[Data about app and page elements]
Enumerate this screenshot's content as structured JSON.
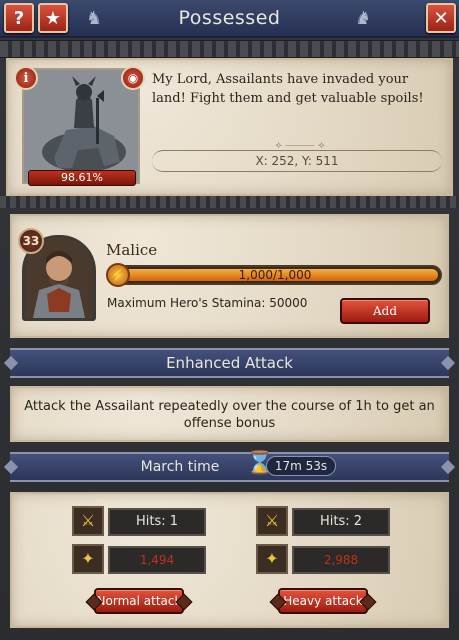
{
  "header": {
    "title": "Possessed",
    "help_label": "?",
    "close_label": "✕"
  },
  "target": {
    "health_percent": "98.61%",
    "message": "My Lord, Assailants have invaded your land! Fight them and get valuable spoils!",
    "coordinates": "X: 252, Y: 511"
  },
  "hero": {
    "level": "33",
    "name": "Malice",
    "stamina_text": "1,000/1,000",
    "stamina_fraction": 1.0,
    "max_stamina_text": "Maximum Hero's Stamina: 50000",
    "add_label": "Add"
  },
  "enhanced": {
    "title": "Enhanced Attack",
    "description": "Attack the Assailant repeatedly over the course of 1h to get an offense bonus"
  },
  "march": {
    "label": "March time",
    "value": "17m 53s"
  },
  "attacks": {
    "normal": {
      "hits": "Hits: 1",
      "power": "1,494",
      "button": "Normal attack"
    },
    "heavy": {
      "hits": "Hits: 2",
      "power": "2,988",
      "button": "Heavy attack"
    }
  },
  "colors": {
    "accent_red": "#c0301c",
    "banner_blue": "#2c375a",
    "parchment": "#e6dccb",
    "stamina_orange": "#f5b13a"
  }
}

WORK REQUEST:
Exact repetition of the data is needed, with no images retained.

SOLUTION:
Enumerate this screenshot's content as structured JSON.
{
  "header": {
    "title": "Possessed",
    "help_label": "?",
    "close_label": "✕"
  },
  "target": {
    "health_percent": "98.61%",
    "message": "My Lord, Assailants have invaded your land! Fight them and get valuable spoils!",
    "coordinates": "X: 252, Y: 511"
  },
  "hero": {
    "level": "33",
    "name": "Malice",
    "stamina_text": "1,000/1,000",
    "stamina_fraction": 1.0,
    "max_stamina_text": "Maximum Hero's Stamina: 50000",
    "add_label": "Add"
  },
  "enhanced": {
    "title": "Enhanced Attack",
    "description": "Attack the Assailant repeatedly over the course of 1h to get an offense bonus"
  },
  "march": {
    "label": "March time",
    "value": "17m 53s"
  },
  "attacks": {
    "normal": {
      "hits": "Hits: 1",
      "power": "1,494",
      "button": "Normal attack"
    },
    "heavy": {
      "hits": "Hits: 2",
      "power": "2,988",
      "button": "Heavy attack"
    }
  },
  "colors": {
    "accent_red": "#c0301c",
    "banner_blue": "#2c375a",
    "parchment": "#e6dccb",
    "stamina_orange": "#f5b13a"
  }
}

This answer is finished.